**GOAL OF THE EXERCISE:**
Once every line in the data below has been checked for "dados", give the number of lines that hold it, and only that.

**DATA SECTION:**
-- Opening Marker --

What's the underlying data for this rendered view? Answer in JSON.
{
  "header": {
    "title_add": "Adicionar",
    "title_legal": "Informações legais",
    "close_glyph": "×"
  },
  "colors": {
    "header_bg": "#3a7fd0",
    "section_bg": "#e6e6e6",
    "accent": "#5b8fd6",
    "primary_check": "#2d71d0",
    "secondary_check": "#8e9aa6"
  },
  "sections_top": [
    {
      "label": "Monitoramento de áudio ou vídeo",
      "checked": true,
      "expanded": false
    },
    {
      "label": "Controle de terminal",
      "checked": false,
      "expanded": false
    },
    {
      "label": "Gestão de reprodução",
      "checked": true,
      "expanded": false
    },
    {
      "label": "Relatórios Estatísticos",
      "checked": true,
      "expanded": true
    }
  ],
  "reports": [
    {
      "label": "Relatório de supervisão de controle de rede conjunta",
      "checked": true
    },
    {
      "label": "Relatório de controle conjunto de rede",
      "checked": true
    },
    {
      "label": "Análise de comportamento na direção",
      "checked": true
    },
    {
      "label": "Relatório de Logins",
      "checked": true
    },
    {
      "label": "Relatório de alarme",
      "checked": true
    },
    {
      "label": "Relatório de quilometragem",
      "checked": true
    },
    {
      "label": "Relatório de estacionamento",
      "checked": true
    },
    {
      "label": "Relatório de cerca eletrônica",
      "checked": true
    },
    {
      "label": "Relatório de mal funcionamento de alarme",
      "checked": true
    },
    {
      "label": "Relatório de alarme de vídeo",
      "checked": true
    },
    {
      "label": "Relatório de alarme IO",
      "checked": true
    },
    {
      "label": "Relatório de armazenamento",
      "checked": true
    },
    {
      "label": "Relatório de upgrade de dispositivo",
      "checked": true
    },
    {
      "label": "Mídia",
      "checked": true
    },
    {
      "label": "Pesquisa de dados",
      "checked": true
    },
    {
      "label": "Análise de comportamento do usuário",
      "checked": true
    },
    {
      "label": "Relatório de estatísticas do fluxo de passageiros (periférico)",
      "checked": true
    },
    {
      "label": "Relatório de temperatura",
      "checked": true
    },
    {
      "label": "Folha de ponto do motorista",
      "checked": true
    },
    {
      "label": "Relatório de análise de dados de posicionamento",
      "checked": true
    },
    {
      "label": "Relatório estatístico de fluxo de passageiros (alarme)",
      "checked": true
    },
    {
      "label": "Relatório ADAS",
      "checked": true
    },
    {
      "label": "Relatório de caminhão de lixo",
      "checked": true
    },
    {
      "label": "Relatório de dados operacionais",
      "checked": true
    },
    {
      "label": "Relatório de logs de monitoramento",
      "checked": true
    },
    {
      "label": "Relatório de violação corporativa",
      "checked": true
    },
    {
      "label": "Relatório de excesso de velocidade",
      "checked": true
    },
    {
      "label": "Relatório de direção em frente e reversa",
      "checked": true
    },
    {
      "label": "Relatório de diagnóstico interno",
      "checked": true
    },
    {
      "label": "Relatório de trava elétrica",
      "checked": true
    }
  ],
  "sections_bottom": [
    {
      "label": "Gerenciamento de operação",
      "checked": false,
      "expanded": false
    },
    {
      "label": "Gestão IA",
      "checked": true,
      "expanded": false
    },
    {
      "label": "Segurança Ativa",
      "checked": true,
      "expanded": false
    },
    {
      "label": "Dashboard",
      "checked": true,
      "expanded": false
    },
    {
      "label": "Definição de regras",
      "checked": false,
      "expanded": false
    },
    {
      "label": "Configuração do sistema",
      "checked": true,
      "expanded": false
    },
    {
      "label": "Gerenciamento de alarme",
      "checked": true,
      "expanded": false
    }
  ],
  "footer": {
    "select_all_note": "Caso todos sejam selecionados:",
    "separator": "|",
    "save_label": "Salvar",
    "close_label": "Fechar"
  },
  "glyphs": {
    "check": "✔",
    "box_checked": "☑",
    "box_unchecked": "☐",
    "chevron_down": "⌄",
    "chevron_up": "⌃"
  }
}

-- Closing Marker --

**WORKED SOLUTION:**
3